Finally everyone can see Jacob Rees-Mogg isn’t the meme hero they want him to be
Clog the Mogg
He said the longest word ever pronounced in Parliament and it was classic – floccinaucinihilipilification, by the way. He gives his children names more suited to places and the internet's all over it. He gets all tired mid-debate and it is just so cute.
Jacob-Rees Mogg is the political hero we've craved, the man for the meme. For the moment.
Take a deeper look at Rees-Mogg, though, and realise his politics are no joke.
The memes are becoming reality

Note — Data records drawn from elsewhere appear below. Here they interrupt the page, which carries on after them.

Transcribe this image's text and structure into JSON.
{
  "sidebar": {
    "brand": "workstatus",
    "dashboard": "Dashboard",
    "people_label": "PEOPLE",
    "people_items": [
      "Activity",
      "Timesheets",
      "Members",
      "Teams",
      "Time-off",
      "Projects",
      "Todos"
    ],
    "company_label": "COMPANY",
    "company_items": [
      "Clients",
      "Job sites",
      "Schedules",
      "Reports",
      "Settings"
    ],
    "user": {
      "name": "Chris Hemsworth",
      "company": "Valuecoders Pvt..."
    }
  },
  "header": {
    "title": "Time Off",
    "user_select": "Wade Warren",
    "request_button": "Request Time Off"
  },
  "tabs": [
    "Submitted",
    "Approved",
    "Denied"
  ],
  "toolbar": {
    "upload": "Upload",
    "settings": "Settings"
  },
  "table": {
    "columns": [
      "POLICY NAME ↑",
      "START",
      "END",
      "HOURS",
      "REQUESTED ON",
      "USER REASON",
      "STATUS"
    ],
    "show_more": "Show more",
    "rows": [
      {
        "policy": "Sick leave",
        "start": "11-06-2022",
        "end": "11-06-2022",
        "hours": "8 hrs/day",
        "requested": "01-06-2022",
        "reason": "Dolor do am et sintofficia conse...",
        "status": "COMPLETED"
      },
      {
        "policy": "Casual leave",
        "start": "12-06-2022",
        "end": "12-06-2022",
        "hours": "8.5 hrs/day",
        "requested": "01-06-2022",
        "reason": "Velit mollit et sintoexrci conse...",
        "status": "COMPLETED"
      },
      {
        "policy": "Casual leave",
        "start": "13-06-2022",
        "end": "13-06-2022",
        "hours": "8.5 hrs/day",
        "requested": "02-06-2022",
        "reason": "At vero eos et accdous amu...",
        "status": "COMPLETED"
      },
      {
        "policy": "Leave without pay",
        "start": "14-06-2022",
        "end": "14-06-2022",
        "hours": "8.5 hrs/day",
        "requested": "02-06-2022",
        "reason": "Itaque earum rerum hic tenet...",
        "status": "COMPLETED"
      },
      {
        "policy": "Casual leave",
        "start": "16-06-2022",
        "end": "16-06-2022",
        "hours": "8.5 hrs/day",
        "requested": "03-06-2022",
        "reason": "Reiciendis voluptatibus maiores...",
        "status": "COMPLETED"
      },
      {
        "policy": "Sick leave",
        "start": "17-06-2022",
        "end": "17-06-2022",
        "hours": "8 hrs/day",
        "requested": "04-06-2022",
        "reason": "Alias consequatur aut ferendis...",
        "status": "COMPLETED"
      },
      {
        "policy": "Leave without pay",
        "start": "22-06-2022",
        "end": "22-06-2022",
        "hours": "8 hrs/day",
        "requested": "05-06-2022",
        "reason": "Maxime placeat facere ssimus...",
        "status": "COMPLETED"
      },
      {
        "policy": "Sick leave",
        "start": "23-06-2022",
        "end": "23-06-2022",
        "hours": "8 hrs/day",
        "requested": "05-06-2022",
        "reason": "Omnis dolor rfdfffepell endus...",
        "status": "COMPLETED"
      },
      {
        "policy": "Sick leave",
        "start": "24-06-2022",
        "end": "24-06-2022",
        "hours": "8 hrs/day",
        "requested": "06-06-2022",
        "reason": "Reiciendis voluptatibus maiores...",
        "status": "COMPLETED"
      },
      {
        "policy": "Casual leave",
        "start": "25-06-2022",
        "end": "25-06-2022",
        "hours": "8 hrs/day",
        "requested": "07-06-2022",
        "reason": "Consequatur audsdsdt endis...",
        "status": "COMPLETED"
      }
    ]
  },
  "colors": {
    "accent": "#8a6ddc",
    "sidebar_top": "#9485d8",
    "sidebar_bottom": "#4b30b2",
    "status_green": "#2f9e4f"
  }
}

If likes on meme pages counted towards Tory leadership campaigns (they should), ol’ Jacob would be sitting pretty. Middle Class Memes For Rees-Moggian Teens is the leader of a pack that's got over 100,000 likes between them.
It’d be easy to dismiss this as taking the piss out of a man who’s seen the Boris Johnson formula and decided to dial it all the way up to 11. But something a bit more serious lurks beneath the surface.

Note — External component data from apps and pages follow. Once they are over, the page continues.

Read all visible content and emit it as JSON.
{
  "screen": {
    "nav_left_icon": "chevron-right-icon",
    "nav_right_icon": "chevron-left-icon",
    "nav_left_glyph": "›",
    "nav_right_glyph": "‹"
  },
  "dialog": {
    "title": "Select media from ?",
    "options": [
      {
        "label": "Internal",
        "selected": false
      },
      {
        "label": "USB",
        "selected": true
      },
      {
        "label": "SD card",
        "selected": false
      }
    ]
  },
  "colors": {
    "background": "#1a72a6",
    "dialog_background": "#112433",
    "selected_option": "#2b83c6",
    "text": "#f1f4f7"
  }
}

Someone actually got a tattoo of Moggmentum, the Rees-Moggian fan group that parodies the Momentum movement which got Corbyn a general election loss to be proud of.
The Times reports that these form an actually real, serious movement, “advocating for Jacob Rees-Mogg to become leader of the Conservatives in a future leadership election.” Beyond the legions of virtual fans, there are reportedly 700 volunteers, “laying the groundwork for important conservative campaigns in the future.”

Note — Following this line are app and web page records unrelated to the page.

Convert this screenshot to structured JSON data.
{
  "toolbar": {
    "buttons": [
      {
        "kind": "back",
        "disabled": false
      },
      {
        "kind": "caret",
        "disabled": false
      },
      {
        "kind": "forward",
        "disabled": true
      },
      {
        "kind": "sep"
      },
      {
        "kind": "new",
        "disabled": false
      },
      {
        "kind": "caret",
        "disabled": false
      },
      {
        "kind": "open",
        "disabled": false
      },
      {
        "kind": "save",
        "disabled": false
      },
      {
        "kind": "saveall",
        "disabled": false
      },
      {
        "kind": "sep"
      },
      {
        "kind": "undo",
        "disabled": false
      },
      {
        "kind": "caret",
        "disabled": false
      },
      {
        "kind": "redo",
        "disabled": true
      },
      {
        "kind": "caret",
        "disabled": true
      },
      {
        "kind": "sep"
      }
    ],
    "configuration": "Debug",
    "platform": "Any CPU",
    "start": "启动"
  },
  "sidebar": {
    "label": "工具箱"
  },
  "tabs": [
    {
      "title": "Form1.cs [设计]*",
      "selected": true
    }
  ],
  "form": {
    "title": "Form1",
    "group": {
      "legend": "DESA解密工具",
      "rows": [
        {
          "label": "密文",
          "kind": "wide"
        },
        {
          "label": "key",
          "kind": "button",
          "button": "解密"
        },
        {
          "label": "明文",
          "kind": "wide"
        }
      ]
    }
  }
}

The memes are becoming reality,and this hasn’t escaped the man himself.
I mean, this is the instagram post of somebody who definitely doesn’t want to be leader.
Penning an article called “I don't want to be Prime Minister, but if I was, here's what the Conservative Party would do” only reminds everyone of the idea that anything before the "but" is bullshit.
It's time to take him as seriously as these people, including himself, clearly do. And that’s when the problems start.
The Mogg's voting record
Let’s play a little game of how many times has Jacob Rees-Mogg voted for each of these things.
Reducing benefits? 52. Reducing corporation tax? 23. Tuition fees? Five.
Now let’s have a look what he’s voted against.
Gay marriage? Six times. Taxes on bankers’ bonuses? 16 times.
And it'd be easy to think he just opposes tax, but he's voted for higher tax on alcohol 17 times.
Now, surely this is all just normal Conservative politics? What's so extraordinary about Rees-Mogg that we need to pick on him?
Since the boy Jacob was elected as an MP in 2010 until last year, Conservative leader David Cameron never voted against gay marriage or a tax on bankers' bonuses. It's hard to argue that Rees-Mogg was dutifully following the party line on these things.
His views are his views, and he sticks by them. But they're not just normal Conservative fare, they're from a bygone era.
As much as the world's mostly moved on from dressing and talking like that, it'd be nice to think it's moved on from thinking like that – that gay marriage is wrong, that everything should remain as it was a couple of hundred years ago.
It'd be nice too, to see all the memes as great and the act as cute, but it just seems like a smokescreen. Without it, would people be as gleeful about the things he actually wants to get done?
But hey, he talks funny so he must be good, right?